_Problem description:_
Go through the data below and copy each line that includes "color".

_Material provided:_
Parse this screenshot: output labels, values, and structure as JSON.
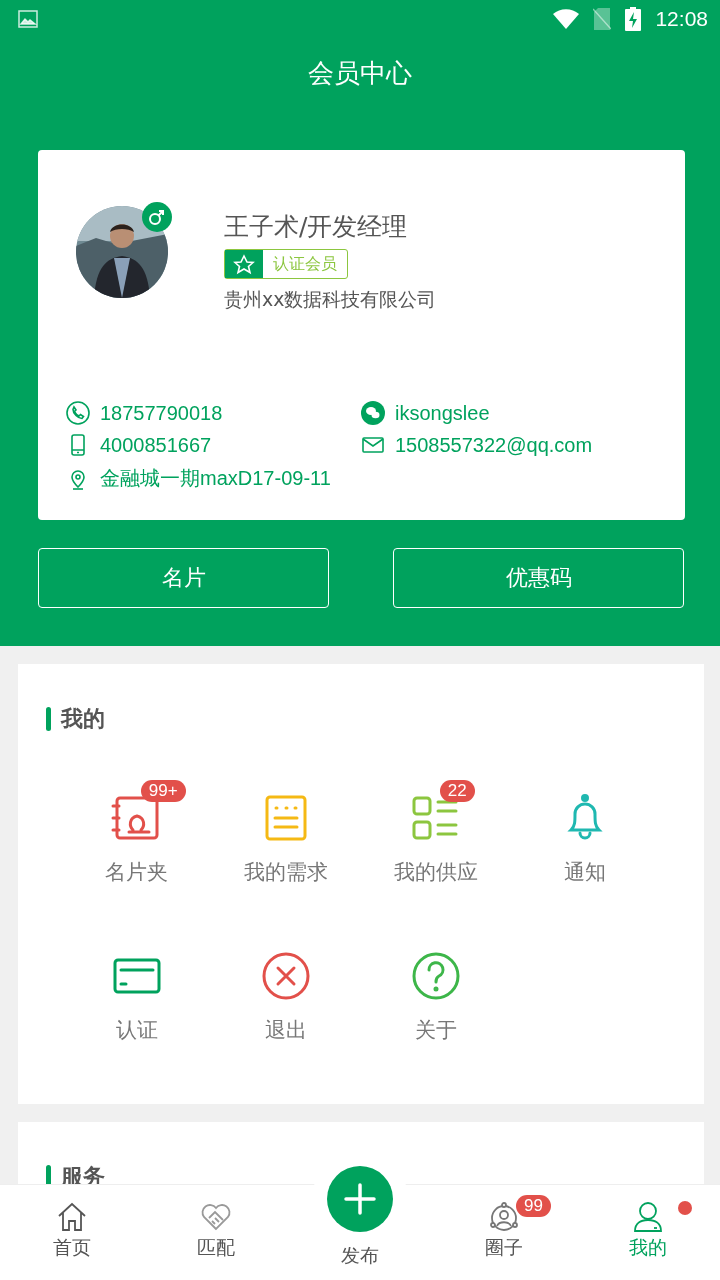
{
  "status_bar": {
    "time": "12:08"
  },
  "header": {
    "title": "会员中心"
  },
  "profile": {
    "name": "王子术/开发经理",
    "badge": "认证会员",
    "company": "贵州xx数据科技有限公司",
    "contacts": [
      {
        "kind": "phone",
        "text": "18757790018"
      },
      {
        "kind": "wechat",
        "text": "iksongslee"
      },
      {
        "kind": "mobile",
        "text": "4000851667"
      },
      {
        "kind": "email",
        "text": "1508557322@qq.com"
      },
      {
        "kind": "location",
        "text": "金融城一期maxD17-09-11"
      }
    ]
  },
  "actions": [
    "名片",
    "优惠码"
  ],
  "my_section": {
    "title": "我的",
    "items": [
      {
        "kind": "cards",
        "label": "名片夹",
        "badge": "99+",
        "color": "#e2504a"
      },
      {
        "kind": "needs",
        "label": "我的需求",
        "color": "#f5b914"
      },
      {
        "kind": "supply",
        "label": "我的供应",
        "badge": "22",
        "color": "#8cc63f"
      },
      {
        "kind": "bell",
        "label": "通知",
        "color": "#1fb8b0"
      },
      {
        "kind": "card",
        "label": "认证",
        "color": "#00a25d"
      },
      {
        "kind": "exit",
        "label": "退出",
        "color": "#e2504a"
      },
      {
        "kind": "help",
        "label": "关于",
        "color": "#3db649"
      }
    ]
  },
  "service_section": {
    "title": "服务"
  },
  "tab_bar": [
    {
      "kind": "home",
      "label": "首页",
      "selected": false
    },
    {
      "kind": "match",
      "label": "匹配",
      "selected": false
    },
    {
      "kind": "publish",
      "label": "发布",
      "selected": false
    },
    {
      "kind": "circle",
      "label": "圈子",
      "selected": false,
      "badge": "99"
    },
    {
      "kind": "me",
      "label": "我的",
      "selected": true,
      "dot": true
    }
  ]
}
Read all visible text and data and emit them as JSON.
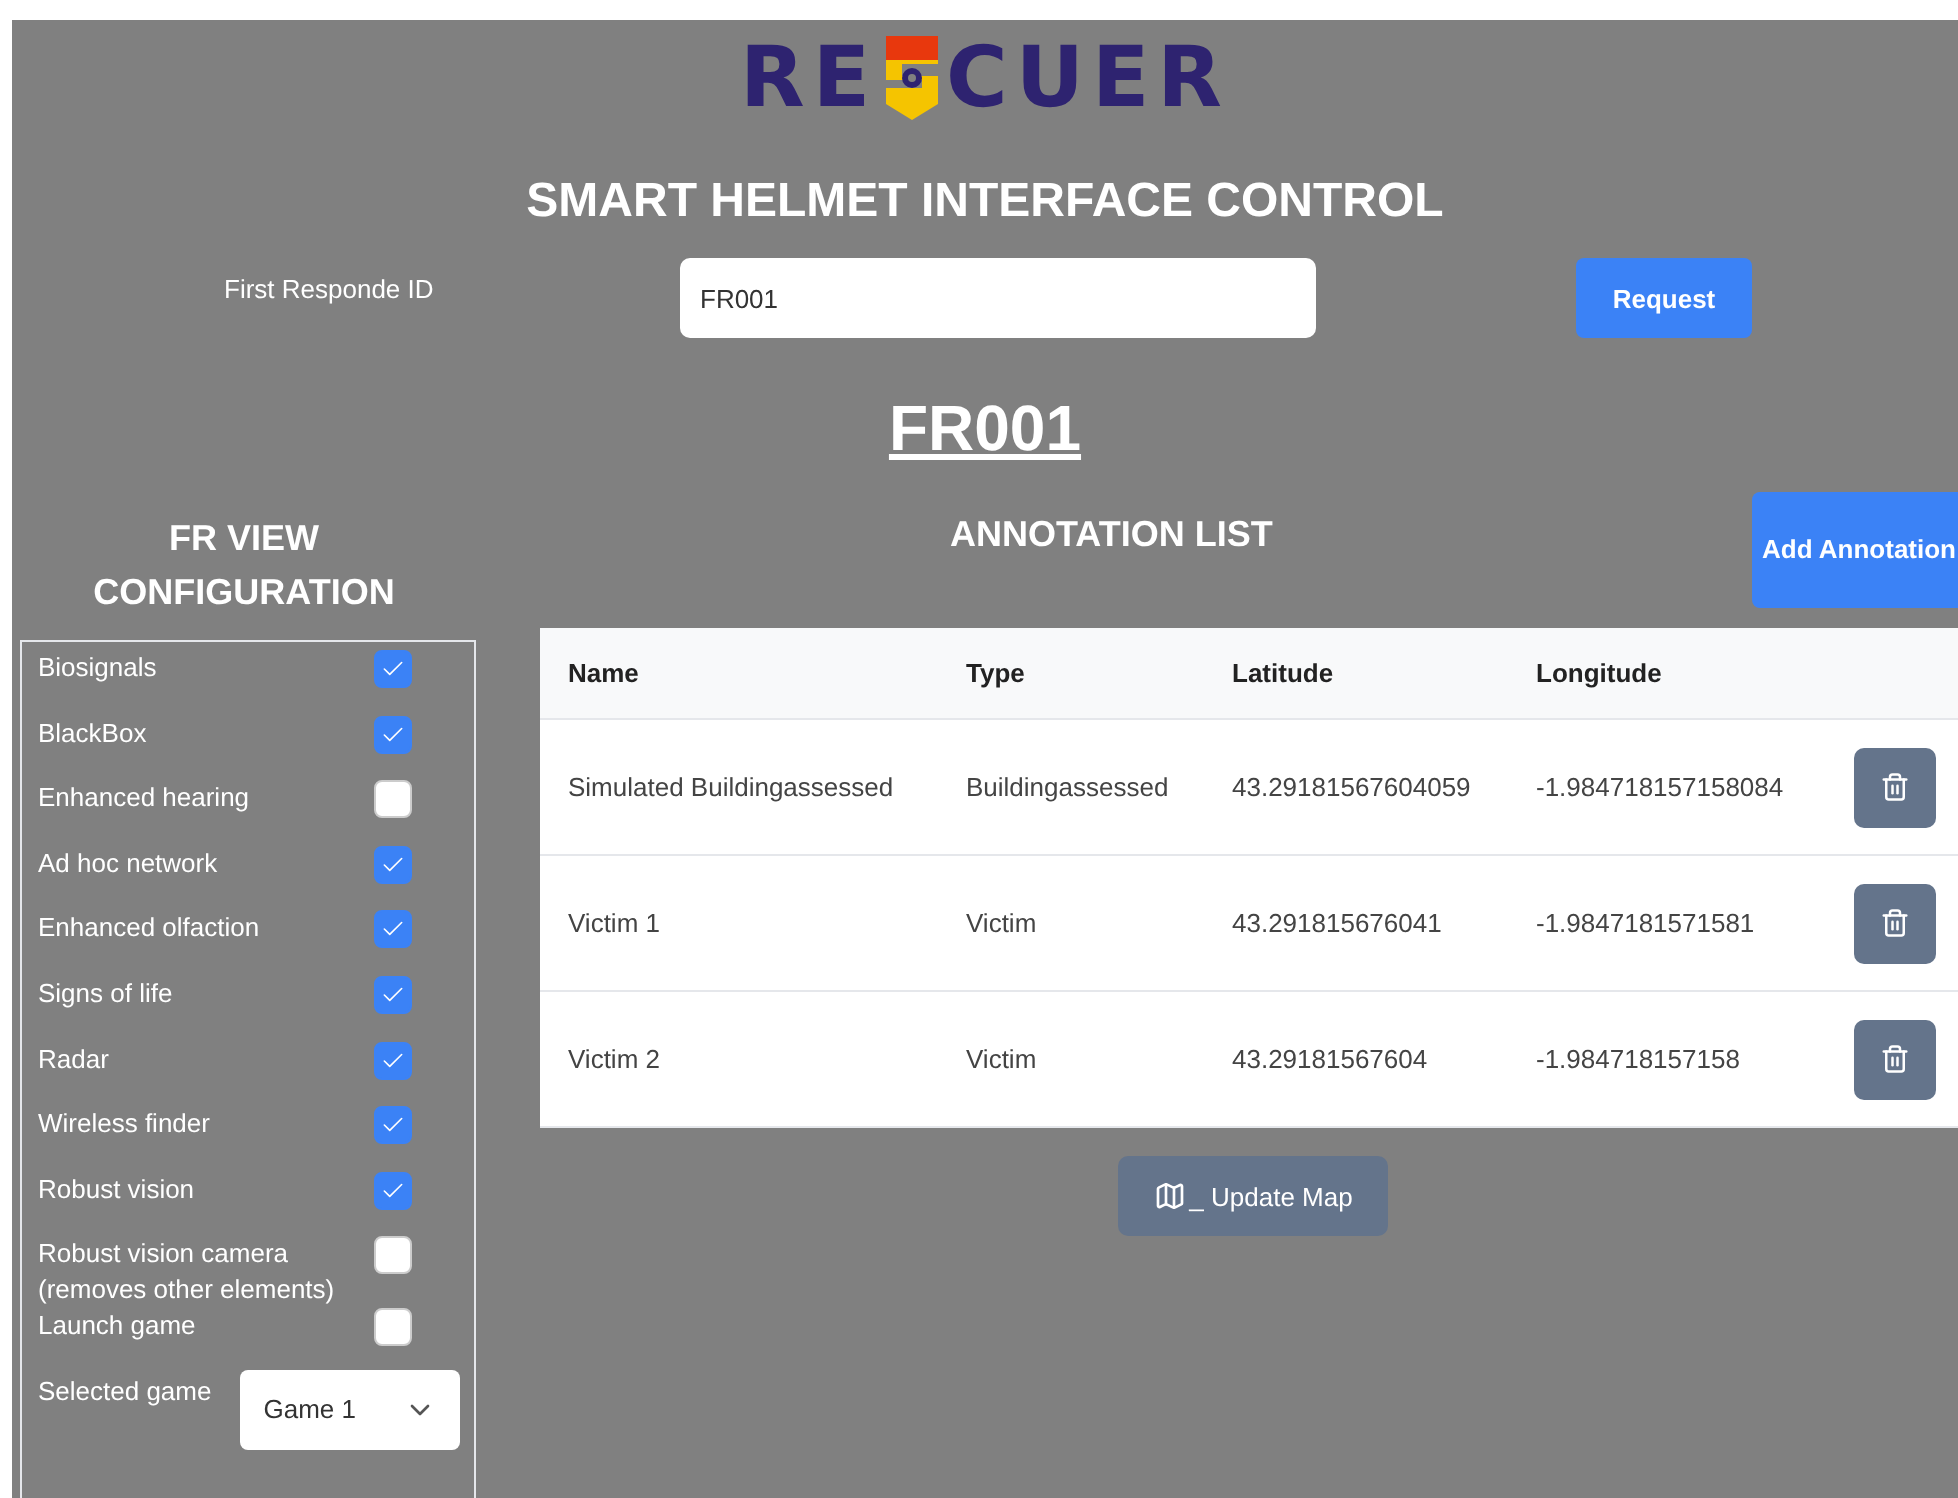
{
  "logo": {
    "left": "RE",
    "right": "CUER"
  },
  "title": "SMART HELMET INTERFACE CONTROL",
  "id_form": {
    "label": "First Responde ID",
    "value": "FR001",
    "button": "Request"
  },
  "current_id": "FR001",
  "config": {
    "title": "FR VIEW CONFIGURATION",
    "options": [
      {
        "label": "Biosignals",
        "checked": true
      },
      {
        "label": "BlackBox",
        "checked": true
      },
      {
        "label": "Enhanced hearing",
        "checked": false
      },
      {
        "label": "Ad hoc network",
        "checked": true
      },
      {
        "label": "Enhanced olfaction",
        "checked": true
      },
      {
        "label": "Signs of life",
        "checked": true
      },
      {
        "label": "Radar",
        "checked": true
      },
      {
        "label": "Wireless finder",
        "checked": true
      },
      {
        "label": "Robust vision",
        "checked": true
      },
      {
        "label": "Robust vision camera (removes other elements)",
        "checked": false
      },
      {
        "label": "Launch game",
        "checked": false
      }
    ],
    "game": {
      "label": "Selected game",
      "value": "Game 1"
    }
  },
  "annotations": {
    "title": "ANNOTATION LIST",
    "add_button": "Add Annotation",
    "columns": [
      "Name",
      "Type",
      "Latitude",
      "Longitude"
    ],
    "rows": [
      [
        "Simulated Buildingassessed",
        "Buildingassessed",
        "43.29181567604059",
        "-1.984718157158084"
      ],
      [
        "Victim 1",
        "Victim",
        "43.291815676041",
        "-1.9847181571581"
      ],
      [
        "Victim 2",
        "Victim",
        "43.29181567604",
        "-1.984718157158"
      ]
    ],
    "update_button": "_ Update Map"
  }
}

_The completed task:_
        "color": "#e2504a"
        "color": "#f5b914"
        "color": "#8cc63f"
        "color": "#1fb8b0"
        "color": "#00a25d"
        "color": "#e2504a"
        "color": "#3db649"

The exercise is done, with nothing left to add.